You may argue that you can make coffee at home too. However, it is important to say that there is someone who learned to prepare coffee first, perfected its preparation so that you can then prepare coffee easily at home. And that someone is a barista, whose job is also to take the level of coffee preparation to the next level.

And not everyone knows how to make coffee at home and prefers to go to a café to enjoy their cup of great coffee. Some may not want to waste their time making coffee because they invest their time in what they are good at.

Barista competitions

Competitions are a way to test and explore what the possibilities are in coffee making. And even baristas have theirs.

Competitions are held both on a local level, such as our Czech Barista of the Year, and on a global level in the form of theWorld Barista Championship. In addition to these competitions, you will find many others focused on individual preparation methods, such as theWorld AeroPress Championship or the World Jazz Coffee Championship.

The future of baristas

The barista profession is largely a rather short-term activity. In cafés, you will often find young baristas who work as baristas while they study. Even so, there are many baristas for whom making coffee is a lifelong 'mission'.

However, the job market is changing a lot these days, mainly due to the technological shift. From this perspective, the people who make our coffee will not be needed in about 20-30 years. On the other hand,the strength of the barista market has grown dramatically in the last ten years (by more than 35%).
and no decline is foreseen.

However, the job of baristas is not just about making coffee, but also about communicating with the customer. So just because a stand can replace a human doesn't mean that a machine will replace a human.

Types of baristas

There is no barista like a barista, so I have a little breakdown for you.

Trained barista

As I mentioned earlier, many of the baristas you'll encounter in coffee shops are young apprentice baristas who are in school, but are pursuing a different field.
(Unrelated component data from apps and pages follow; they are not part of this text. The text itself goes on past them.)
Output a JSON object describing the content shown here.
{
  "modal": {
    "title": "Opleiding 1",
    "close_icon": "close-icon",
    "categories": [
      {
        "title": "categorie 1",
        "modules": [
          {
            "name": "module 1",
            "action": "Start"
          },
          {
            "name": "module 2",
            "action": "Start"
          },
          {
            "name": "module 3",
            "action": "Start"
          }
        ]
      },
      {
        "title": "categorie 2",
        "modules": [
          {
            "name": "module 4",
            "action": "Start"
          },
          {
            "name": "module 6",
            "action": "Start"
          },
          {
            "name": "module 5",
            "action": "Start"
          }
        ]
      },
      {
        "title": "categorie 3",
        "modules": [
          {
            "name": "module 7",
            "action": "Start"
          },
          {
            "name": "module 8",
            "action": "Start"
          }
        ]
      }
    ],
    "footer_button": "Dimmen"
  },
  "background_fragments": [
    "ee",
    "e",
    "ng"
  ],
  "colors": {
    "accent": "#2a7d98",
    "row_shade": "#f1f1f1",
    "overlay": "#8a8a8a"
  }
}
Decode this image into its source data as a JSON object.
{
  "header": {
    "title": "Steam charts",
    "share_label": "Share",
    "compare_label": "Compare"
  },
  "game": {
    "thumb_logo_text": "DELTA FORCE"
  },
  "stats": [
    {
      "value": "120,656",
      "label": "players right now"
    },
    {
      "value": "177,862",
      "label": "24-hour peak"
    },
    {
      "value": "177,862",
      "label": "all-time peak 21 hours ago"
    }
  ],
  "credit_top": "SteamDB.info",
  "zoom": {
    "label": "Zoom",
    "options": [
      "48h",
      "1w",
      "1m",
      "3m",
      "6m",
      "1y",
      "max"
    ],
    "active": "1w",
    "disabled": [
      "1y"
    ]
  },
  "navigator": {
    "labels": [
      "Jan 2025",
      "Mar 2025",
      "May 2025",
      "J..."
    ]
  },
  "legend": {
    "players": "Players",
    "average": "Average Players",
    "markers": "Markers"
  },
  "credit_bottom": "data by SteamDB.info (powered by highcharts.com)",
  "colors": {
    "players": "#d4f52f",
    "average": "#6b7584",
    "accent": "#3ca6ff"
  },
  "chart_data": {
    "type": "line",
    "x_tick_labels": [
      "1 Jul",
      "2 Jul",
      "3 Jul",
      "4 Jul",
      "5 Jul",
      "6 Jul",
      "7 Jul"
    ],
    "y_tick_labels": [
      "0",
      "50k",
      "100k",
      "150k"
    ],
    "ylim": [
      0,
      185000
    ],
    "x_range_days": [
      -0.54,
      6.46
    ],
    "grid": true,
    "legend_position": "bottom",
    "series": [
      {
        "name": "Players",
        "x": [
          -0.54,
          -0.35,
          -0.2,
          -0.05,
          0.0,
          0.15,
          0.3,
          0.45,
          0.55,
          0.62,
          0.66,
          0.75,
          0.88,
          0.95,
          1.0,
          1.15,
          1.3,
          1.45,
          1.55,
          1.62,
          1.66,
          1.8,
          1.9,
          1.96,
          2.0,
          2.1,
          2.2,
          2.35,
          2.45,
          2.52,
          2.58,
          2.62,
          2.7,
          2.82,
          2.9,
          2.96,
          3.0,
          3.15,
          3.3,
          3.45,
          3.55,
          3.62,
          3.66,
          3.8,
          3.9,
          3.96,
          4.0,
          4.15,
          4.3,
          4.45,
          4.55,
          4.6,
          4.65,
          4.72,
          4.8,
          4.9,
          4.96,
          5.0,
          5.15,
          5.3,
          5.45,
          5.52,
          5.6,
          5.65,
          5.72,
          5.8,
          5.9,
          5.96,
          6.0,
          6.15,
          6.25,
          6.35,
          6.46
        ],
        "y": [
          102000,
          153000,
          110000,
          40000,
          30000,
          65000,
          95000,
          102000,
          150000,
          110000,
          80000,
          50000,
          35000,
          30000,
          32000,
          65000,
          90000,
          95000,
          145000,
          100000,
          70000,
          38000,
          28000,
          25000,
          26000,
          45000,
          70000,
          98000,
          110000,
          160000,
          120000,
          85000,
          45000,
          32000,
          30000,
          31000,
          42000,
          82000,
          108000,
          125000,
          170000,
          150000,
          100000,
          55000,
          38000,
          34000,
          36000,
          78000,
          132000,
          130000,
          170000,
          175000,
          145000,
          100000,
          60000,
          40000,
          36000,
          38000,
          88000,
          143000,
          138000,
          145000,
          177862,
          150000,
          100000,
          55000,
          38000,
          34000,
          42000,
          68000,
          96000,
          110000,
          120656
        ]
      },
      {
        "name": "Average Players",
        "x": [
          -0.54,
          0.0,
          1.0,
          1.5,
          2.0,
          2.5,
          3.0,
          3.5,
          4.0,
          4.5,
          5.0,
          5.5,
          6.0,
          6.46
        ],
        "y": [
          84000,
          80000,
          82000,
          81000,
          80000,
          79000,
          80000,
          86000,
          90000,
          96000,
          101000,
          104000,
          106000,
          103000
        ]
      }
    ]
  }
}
They usually know the basics of making espresso, whisking milk, making filter coffee in a V60 or Moccamaster.

Of course, they also have a basic knowledge of coffee, they know Arabica from Robusta, they know the difference between a cappuccino and a flat white. They will also master the routine maintenance of a coffee machine or grinder.

Coffee Master

The coffee master lives for coffee. In this case, you'll find precisely prepared coffee. Thecoffee master knows how coffee behaves in different conditions and can adapt to this very easily and adjust his or her coffee recipe accordingly. It recognises beans by variety and origin.

Do also perceives coffee preparation in terms of chemistry and physics. He incorporates new technologies into the preparation, and tries his own experiments and innovative methods. They are, in short, individuals who take coffee as a mission.

The Czech barista

Here in the Czech Republic you will find more multifunctional cafes where, besides coffee, you can also go for a couple of whites, brunch, soup for lunch or an afternoon sandwich and a homemade lemonade to go with it. Therefore, Czech baristas are often skilled at both making coffee and running a café, which means making all the hot, as well as cold and alcoholic drinks.